* TASK STATEMENT
Keep each line of the material that includes "date", and leave out the rest.

[GIVEN ENTRIES — start]

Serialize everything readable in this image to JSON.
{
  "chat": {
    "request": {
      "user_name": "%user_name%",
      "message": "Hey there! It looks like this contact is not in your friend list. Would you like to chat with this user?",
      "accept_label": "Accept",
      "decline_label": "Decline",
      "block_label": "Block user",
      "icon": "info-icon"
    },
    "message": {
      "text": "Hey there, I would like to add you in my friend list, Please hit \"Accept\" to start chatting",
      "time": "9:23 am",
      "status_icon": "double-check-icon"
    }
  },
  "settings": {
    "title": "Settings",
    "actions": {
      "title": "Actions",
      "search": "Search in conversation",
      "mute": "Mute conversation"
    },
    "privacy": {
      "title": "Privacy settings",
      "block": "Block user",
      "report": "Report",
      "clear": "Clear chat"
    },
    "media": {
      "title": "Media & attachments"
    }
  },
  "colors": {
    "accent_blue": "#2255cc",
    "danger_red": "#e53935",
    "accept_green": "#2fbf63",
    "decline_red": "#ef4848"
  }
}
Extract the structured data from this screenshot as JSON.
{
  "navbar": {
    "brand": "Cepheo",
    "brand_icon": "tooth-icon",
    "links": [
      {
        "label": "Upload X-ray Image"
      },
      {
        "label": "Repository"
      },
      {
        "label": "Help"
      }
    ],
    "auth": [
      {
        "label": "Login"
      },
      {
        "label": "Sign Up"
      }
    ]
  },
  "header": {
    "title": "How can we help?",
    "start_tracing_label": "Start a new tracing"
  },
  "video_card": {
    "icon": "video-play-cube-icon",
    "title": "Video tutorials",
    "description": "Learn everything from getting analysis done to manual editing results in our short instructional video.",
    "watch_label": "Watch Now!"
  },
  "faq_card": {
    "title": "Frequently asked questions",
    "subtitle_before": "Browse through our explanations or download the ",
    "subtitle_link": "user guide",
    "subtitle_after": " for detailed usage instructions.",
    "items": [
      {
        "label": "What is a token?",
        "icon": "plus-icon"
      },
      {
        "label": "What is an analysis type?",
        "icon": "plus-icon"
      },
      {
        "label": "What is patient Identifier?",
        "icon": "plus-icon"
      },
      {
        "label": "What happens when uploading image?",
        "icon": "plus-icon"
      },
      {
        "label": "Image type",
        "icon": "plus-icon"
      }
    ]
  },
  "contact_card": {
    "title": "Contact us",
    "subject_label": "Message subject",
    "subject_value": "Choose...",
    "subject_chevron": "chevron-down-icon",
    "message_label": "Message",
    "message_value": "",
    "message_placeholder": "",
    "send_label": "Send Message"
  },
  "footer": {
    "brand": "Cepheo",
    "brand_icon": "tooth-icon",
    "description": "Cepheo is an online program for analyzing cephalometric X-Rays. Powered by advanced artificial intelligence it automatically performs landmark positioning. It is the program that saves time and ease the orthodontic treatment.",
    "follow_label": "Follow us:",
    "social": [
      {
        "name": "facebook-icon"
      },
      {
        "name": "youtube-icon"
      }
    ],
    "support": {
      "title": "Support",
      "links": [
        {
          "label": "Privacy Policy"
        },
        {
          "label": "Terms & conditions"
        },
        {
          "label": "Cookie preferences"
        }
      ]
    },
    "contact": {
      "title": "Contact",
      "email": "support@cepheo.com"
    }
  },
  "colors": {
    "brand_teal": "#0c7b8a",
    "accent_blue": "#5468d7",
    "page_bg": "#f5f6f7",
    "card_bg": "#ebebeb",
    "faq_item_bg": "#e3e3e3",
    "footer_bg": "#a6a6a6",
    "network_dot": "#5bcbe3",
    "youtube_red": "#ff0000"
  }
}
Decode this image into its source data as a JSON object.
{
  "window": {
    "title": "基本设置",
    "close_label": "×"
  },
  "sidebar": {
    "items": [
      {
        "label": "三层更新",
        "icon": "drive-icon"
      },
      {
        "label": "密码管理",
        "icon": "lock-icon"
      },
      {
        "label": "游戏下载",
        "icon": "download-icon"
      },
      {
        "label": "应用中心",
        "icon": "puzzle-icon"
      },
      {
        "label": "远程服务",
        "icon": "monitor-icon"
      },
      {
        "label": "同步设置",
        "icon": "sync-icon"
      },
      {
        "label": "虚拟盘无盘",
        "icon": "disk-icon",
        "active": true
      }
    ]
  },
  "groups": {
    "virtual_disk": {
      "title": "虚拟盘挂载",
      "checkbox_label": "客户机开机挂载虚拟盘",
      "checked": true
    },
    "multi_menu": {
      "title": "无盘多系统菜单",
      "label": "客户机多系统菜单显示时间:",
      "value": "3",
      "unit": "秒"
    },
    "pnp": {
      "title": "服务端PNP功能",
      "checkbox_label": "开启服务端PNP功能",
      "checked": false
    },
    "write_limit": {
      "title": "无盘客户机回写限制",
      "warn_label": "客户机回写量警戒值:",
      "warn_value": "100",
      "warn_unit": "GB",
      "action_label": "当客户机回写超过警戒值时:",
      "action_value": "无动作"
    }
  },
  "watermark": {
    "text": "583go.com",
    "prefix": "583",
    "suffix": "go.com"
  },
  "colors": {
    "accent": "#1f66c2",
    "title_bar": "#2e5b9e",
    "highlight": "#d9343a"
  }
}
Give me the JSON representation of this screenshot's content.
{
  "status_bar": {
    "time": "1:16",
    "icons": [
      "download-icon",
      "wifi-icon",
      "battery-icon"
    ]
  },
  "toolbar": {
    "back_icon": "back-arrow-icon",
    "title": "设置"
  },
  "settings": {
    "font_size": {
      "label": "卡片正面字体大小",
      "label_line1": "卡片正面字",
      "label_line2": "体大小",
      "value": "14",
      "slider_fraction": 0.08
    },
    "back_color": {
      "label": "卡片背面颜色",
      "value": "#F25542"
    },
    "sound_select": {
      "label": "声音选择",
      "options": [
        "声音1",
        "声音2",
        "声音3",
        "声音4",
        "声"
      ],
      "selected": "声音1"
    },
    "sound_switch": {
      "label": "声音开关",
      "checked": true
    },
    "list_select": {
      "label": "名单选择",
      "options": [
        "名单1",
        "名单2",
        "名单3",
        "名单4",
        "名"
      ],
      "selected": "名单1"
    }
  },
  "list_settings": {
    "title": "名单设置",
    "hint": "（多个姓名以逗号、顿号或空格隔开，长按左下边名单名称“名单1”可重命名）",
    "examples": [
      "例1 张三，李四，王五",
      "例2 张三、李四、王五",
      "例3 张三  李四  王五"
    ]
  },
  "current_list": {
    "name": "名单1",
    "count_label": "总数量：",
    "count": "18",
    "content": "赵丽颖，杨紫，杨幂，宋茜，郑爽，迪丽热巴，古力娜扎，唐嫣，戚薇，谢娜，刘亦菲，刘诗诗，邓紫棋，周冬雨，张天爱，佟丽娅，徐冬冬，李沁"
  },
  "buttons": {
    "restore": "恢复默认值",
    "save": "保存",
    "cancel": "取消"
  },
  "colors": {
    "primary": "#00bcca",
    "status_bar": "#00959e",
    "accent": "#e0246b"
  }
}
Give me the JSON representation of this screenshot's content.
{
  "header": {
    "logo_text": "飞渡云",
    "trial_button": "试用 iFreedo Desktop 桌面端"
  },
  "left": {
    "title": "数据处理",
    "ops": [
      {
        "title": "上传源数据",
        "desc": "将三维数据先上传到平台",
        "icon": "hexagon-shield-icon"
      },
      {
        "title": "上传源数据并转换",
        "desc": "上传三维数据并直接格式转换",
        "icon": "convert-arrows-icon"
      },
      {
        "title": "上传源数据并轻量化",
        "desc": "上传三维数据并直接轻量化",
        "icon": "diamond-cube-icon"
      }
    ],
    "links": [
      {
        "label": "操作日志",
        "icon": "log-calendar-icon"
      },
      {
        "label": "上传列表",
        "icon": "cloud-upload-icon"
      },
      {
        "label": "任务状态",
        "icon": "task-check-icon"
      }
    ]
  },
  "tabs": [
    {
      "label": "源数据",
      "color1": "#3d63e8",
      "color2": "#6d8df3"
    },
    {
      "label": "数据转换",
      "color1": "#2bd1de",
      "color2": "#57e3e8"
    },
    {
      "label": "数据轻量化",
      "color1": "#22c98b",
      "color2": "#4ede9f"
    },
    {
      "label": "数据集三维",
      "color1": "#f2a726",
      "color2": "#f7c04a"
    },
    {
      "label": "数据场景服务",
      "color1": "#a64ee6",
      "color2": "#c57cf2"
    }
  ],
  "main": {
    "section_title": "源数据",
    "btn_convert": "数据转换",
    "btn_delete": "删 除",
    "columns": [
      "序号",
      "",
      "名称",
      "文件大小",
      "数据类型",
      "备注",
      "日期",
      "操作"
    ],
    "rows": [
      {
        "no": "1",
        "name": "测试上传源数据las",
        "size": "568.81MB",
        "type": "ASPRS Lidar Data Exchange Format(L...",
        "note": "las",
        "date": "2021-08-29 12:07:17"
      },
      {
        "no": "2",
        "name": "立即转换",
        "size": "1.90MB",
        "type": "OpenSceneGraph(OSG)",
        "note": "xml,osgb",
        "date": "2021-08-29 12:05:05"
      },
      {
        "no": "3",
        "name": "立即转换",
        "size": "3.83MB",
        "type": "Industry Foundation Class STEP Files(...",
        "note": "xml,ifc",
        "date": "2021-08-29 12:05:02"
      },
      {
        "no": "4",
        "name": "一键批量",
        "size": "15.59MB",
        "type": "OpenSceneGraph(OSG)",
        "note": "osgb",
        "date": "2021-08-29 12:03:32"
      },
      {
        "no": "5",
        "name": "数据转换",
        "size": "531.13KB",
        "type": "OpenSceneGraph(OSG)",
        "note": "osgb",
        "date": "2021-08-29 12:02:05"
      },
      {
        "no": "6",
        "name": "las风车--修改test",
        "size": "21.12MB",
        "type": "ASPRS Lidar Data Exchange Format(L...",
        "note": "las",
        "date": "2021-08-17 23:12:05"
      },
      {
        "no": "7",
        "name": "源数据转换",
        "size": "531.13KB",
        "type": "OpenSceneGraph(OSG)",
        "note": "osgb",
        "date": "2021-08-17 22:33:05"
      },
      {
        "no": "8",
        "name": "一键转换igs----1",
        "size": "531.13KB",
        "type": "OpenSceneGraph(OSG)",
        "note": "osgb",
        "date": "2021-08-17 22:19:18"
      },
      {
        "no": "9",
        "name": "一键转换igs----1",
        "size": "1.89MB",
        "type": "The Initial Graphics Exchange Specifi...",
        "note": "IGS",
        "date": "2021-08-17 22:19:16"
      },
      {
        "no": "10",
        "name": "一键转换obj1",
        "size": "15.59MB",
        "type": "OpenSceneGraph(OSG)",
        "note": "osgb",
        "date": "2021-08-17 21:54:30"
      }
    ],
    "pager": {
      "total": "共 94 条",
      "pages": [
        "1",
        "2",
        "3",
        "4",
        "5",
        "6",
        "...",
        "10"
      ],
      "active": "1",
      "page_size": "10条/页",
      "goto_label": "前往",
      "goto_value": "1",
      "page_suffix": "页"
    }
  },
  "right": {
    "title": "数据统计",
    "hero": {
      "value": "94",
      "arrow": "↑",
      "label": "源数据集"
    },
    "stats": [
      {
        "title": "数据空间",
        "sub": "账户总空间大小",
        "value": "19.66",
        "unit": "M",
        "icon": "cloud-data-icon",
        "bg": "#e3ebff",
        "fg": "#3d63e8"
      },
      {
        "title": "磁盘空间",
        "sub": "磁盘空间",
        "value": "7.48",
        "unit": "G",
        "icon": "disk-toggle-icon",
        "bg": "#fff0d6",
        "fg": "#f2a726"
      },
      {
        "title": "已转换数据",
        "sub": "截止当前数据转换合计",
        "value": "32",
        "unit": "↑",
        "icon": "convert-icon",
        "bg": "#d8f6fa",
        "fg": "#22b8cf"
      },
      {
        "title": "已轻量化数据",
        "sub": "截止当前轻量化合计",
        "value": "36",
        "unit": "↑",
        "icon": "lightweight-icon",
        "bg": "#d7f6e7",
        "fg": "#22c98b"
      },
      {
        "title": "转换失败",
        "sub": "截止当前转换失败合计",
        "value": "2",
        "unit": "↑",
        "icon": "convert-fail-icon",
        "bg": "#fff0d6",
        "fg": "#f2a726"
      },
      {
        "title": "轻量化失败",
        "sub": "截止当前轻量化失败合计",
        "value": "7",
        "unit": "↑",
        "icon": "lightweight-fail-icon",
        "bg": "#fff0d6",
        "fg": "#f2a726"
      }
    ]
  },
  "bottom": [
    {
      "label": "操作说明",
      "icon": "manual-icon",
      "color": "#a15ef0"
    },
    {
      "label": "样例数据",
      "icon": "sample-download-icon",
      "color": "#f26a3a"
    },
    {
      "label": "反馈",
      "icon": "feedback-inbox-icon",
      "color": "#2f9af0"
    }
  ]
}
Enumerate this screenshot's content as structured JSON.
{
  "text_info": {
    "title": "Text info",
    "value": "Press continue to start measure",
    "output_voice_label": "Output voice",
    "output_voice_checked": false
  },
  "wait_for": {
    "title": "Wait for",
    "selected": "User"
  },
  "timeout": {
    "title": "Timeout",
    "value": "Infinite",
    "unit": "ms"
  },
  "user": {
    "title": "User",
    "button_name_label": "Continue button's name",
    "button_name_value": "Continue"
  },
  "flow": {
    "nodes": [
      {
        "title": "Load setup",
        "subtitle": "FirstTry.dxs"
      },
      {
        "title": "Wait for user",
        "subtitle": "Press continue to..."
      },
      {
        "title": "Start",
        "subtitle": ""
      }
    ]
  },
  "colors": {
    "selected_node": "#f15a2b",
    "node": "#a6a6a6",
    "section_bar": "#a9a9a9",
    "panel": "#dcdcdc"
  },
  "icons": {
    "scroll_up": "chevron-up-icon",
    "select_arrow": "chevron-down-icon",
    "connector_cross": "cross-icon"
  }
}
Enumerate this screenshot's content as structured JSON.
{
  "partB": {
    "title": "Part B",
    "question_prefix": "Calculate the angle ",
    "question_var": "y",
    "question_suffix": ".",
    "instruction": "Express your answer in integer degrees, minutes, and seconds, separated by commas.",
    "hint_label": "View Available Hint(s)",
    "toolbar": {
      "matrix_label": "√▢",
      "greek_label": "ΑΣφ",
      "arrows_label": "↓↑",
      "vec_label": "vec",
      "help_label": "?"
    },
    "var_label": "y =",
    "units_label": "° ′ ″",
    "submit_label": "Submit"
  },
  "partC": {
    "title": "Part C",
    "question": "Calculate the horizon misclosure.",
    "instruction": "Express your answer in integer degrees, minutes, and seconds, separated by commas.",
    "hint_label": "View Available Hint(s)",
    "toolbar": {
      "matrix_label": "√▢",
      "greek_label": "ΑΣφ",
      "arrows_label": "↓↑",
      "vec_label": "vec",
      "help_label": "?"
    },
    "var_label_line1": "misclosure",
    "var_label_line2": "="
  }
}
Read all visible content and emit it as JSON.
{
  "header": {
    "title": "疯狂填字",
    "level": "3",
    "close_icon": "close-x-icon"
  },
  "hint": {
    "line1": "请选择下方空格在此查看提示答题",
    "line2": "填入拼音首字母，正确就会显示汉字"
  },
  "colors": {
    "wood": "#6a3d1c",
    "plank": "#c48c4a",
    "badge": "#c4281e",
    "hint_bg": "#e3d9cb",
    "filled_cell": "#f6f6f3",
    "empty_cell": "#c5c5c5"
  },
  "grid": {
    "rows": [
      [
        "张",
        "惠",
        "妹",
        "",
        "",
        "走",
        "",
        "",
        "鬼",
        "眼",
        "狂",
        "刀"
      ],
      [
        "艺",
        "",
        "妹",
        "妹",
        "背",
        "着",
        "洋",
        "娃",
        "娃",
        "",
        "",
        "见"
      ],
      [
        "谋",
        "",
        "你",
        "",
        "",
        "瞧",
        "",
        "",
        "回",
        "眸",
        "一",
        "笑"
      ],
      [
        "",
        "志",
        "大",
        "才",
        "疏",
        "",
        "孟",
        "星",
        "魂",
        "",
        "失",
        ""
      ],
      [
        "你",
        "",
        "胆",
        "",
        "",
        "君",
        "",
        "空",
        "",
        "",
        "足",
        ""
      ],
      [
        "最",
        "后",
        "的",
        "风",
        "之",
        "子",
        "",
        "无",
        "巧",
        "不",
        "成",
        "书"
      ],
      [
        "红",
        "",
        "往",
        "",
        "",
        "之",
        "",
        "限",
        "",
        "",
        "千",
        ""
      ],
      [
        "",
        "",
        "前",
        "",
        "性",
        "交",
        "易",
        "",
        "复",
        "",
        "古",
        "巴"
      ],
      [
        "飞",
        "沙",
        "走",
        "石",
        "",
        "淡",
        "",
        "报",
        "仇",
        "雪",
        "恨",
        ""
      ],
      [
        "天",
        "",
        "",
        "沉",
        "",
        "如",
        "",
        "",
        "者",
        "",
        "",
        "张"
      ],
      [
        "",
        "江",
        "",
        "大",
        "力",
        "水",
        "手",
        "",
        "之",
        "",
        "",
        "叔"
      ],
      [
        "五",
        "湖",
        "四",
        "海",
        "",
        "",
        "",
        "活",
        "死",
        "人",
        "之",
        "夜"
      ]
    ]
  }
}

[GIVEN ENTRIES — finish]

* RESPONSE BOX
        "date": "2021-08-29 12:07:17"
        "date": "2021-08-29 12:05:05"
        "date": "2021-08-29 12:05:02"
        "date": "2021-08-29 12:03:32"
        "date": "2021-08-29 12:02:05"
        "date": "2021-08-17 23:12:05"
        "date": "2021-08-17 22:33:05"
        "date": "2021-08-17 22:19:18"
        "date": "2021-08-17 22:19:16"
        "date": "2021-08-17 21:54:30"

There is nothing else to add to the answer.